We were trying to push our way through the crowd to get to our designated train coach. I happened a glance at Anna Marie’s face. Her eyes were as full as moons in October, and most of the blood had drained from her already transparent Scandinavian skin. But she was stepping right along, determined to keep up. I saw her look twice at all the people crammed into the end coach cars. They were already hanging out the windows and doors, and every sardine inside the can was carrying loads of stuff being toted either to or from the market. I could tell she was thinking, “Oh, how will we, with all of our luggage, fit into this hot, sticky mess?”
We kept nearly running toward the front of the train where we had reservations in a sleeping car. You must pay a bit more for those accommodations, but the rail company limited the riders to only six in a small compartment. I knew we all could handle that. Once on board, we found our compartment just as the brakeman blew his whistle and the train started forward with a lurch. We had to run out a couple of free-loading squatters who had wanted to occupy our seats thinking that we were not going to show up at such a late call.

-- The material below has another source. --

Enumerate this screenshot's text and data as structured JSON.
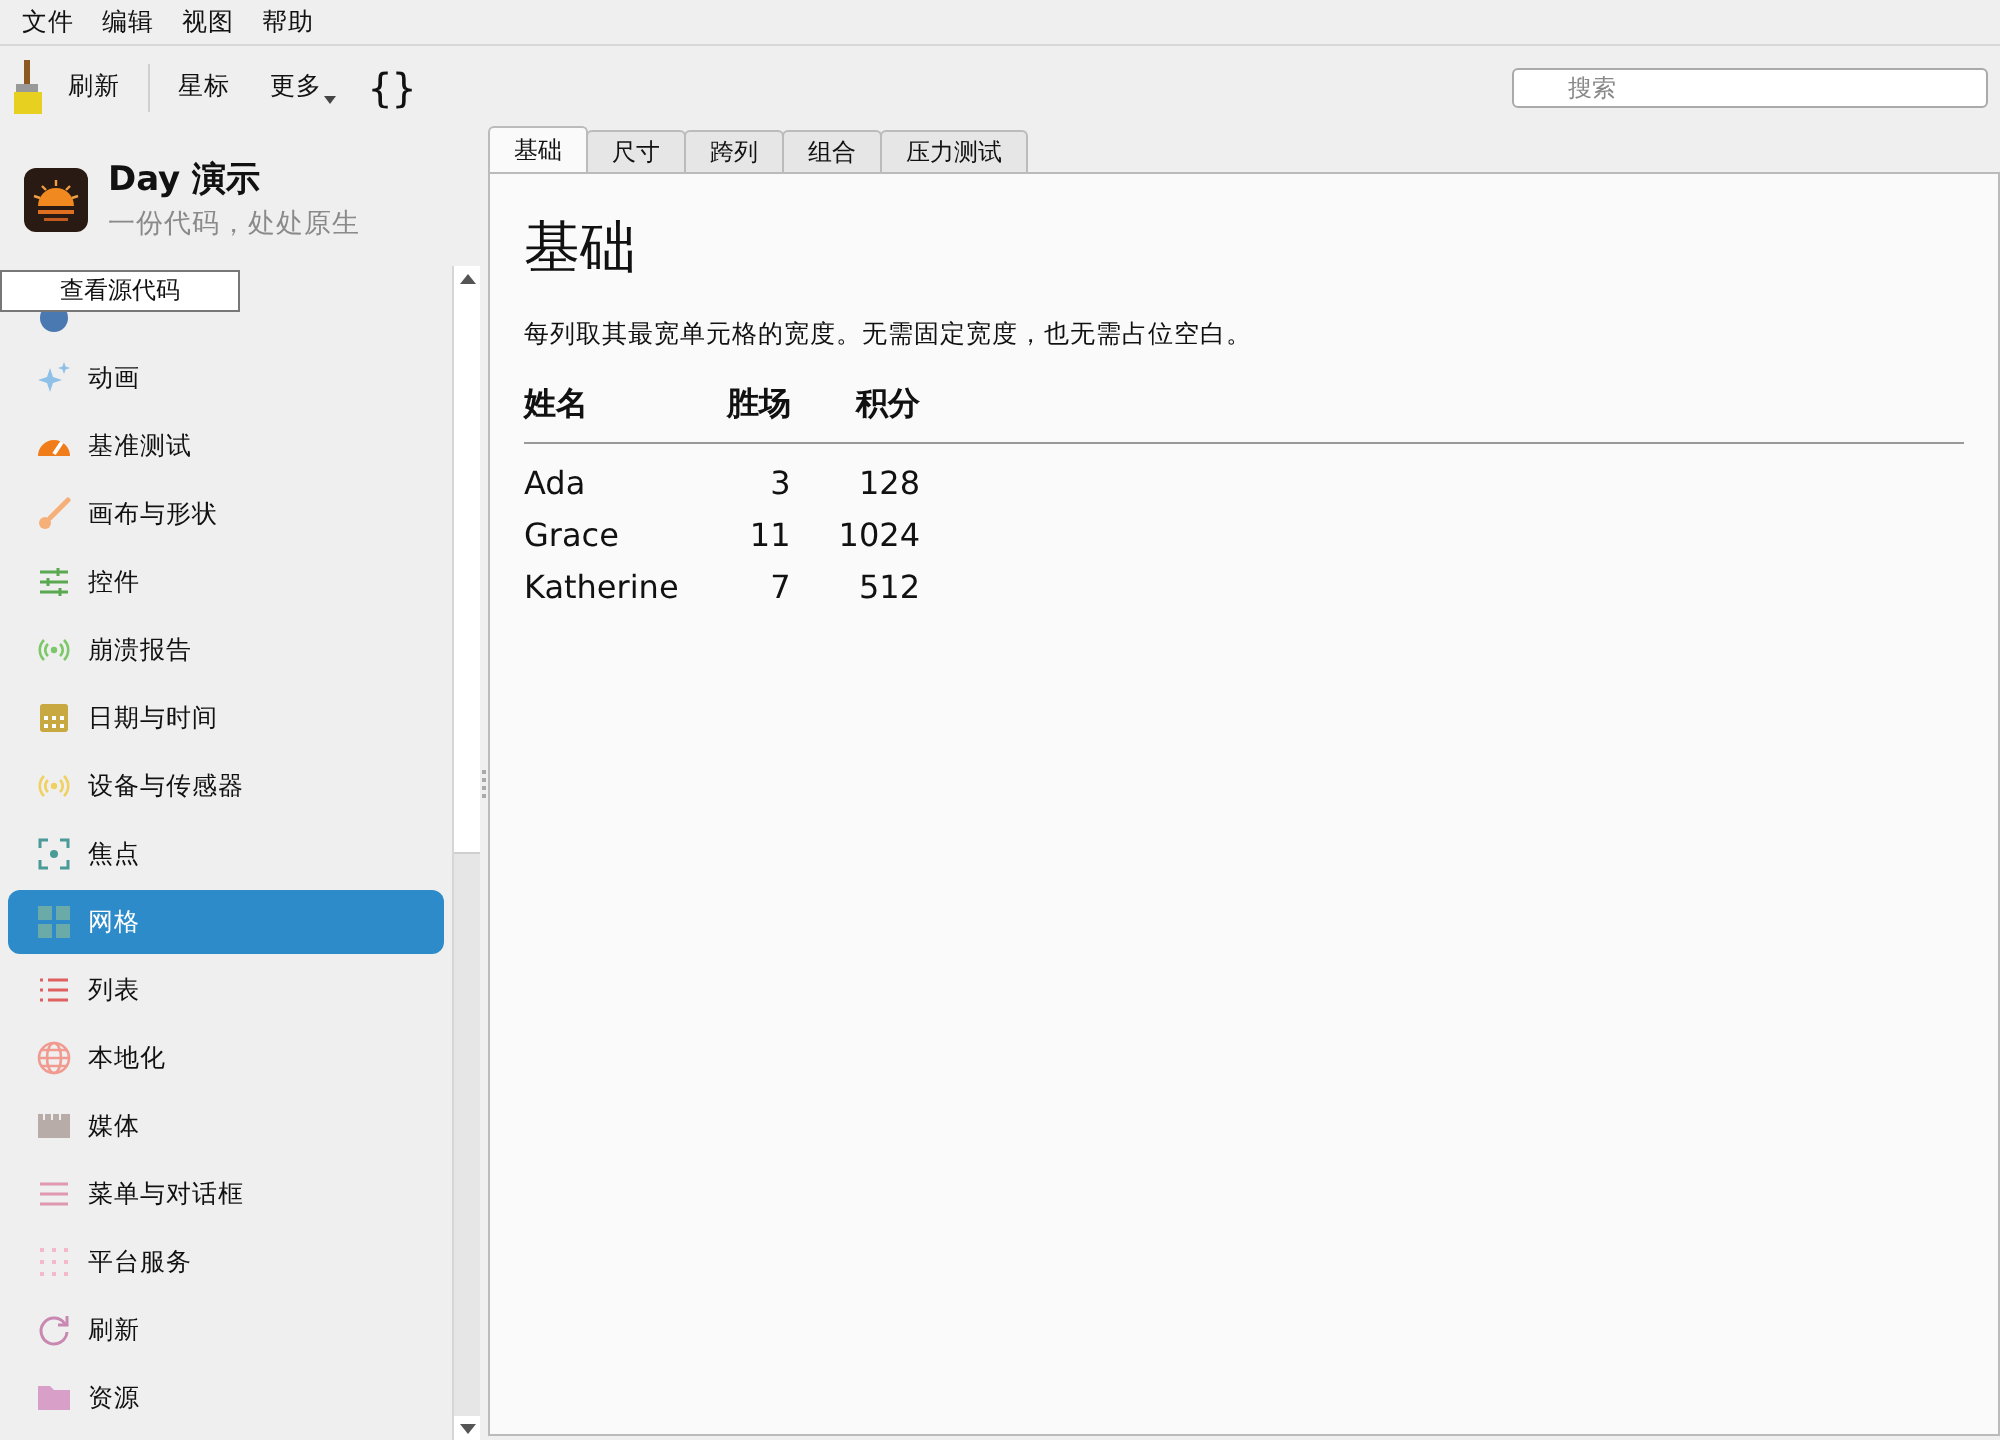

As I settled into my bench seat the train began to pick up speed. On the other side of the glass windows of the compartment stark reality slid along the landscape. Poverty, shanty huts with corrugated tin roofs, raw sewage running openly toward the train tracks, women in dirty but brightly colored saris, scads of naked kids playing with discarded pieces of rope, and wheels broken off from junk carts and old scooters. People, people, and millions more people. How did they exist? Where would they scavenge for their food? Had they ever taken a bath, or did the filth finally accumulate to a level where it flaked or chipped off? Did they really find solace in thinking that they would be reincarnated into something better in another 25 or 40 years? How many of them could look and read any part of the sign that said “sleeper car” on this coach? Had they ever wondered what the strange ink figures on a piece of newspaper were trying to convey, or did it even matter to them?
My mind went back to the devastated villages in the earthquake and cyclone areas. Why weren’t the Hindu and Muslim “do-gooders” doing anything humanitarian to help their own countrymen? It seemed that the only effective relief and reconstruction projects were being carried out by Christian-based organizations, and that was in a country where the population was 82% Hindu and 13% Muslim.

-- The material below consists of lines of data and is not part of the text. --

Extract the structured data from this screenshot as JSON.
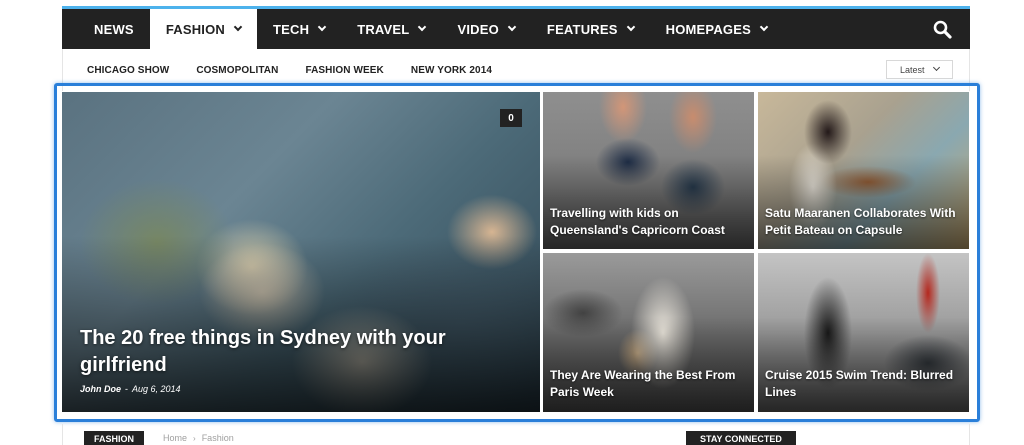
{
  "nav": {
    "items": [
      {
        "label": "NEWS",
        "has_dropdown": false,
        "active": false
      },
      {
        "label": "FASHION",
        "has_dropdown": true,
        "active": true
      },
      {
        "label": "TECH",
        "has_dropdown": true,
        "active": false
      },
      {
        "label": "TRAVEL",
        "has_dropdown": true,
        "active": false
      },
      {
        "label": "VIDEO",
        "has_dropdown": true,
        "active": false
      },
      {
        "label": "FEATURES",
        "has_dropdown": true,
        "active": false
      },
      {
        "label": "HOMEPAGES",
        "has_dropdown": true,
        "active": false
      }
    ],
    "search_icon": "search-icon",
    "colors": {
      "bar": "#222222",
      "accent": "#4db2ec"
    }
  },
  "subnav": {
    "items": [
      "CHICAGO SHOW",
      "COSMOPOLITAN",
      "FASHION WEEK",
      "NEW YORK 2014"
    ],
    "sort": {
      "selected": "Latest"
    }
  },
  "featured": {
    "main": {
      "title": "The 20 free things in Sydney with your girlfriend",
      "author": "John Doe",
      "separator": "-",
      "date": "Aug 6, 2014",
      "comments": "0"
    },
    "tiles": [
      {
        "title": "Travelling with kids on Queensland's Capricorn Coast"
      },
      {
        "title": "Satu Maaranen Collaborates With Petit Bateau on Capsule"
      },
      {
        "title": "They Are Wearing the Best From Paris Week"
      },
      {
        "title": "Cruise 2015 Swim Trend: Blurred Lines"
      }
    ],
    "highlight_color": "#2a7fd9"
  },
  "bottom": {
    "category": "FASHION",
    "breadcrumb": [
      "Home",
      "Fashion"
    ],
    "sidebar_heading": "STAY CONNECTED"
  }
}
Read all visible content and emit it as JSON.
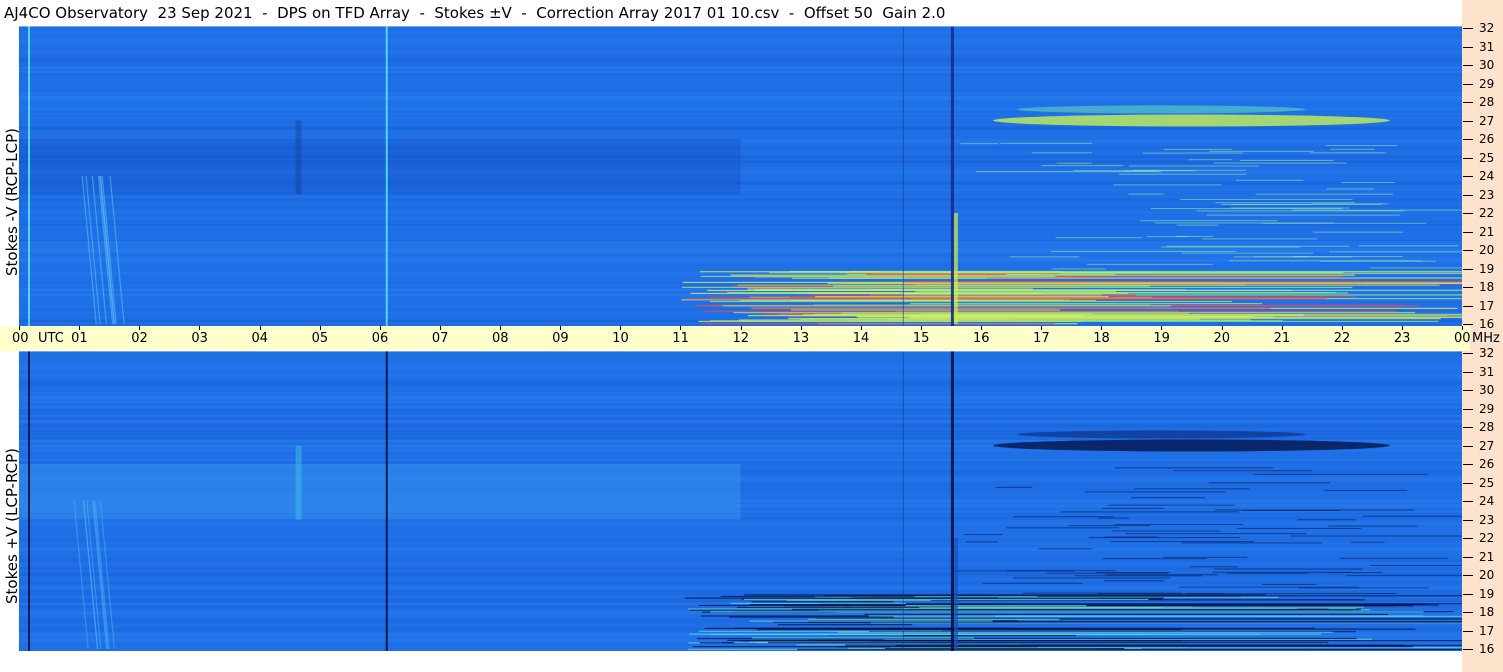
{
  "chart_data": {
    "type": "heatmap",
    "title": "AJ4CO Observatory  23 Sep 2021  -  DPS on TFD Array  -  Stokes ±V  -  Correction Array 2017 01 10.csv  -  Offset 50  Gain 2.0",
    "xlabel": "UTC",
    "x_ticks": [
      "00",
      "01",
      "02",
      "03",
      "04",
      "05",
      "06",
      "07",
      "08",
      "09",
      "10",
      "11",
      "12",
      "13",
      "14",
      "15",
      "16",
      "17",
      "18",
      "19",
      "20",
      "21",
      "22",
      "23",
      "00"
    ],
    "x_unit": "UTC",
    "y_unit": "MHz",
    "y_ticks": [
      32,
      31,
      30,
      29,
      28,
      27,
      26,
      25,
      24,
      23,
      22,
      21,
      20,
      19,
      18,
      17,
      16
    ],
    "ylim": [
      16,
      32
    ],
    "panels": [
      {
        "ylabel": "Stokes -V  (RCP-LCP)",
        "polarity": "negative"
      },
      {
        "ylabel": "Stokes +V  (LCP-RCP)",
        "polarity": "positive"
      }
    ],
    "colors": {
      "background": "#1f6fe6",
      "band_bg": "#ffffcc",
      "side_bg": "#fde3cc"
    }
  }
}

I closed my eyes and welcomed the gentle swaying of the train coach, which seemed to rock some security and sensibility back into my soul. “Project C.U.R.E. was the right thing to do. I wanted to spend all the rest of the energy allotted to me in boasting not of wisdom or strength or wealth, but that I would know and would understand God who exercised loving kindness, justice, and righteousness. I wanted to delight in those things just as he does.”
Next Week: The wonderful Rotary folks of Gujarat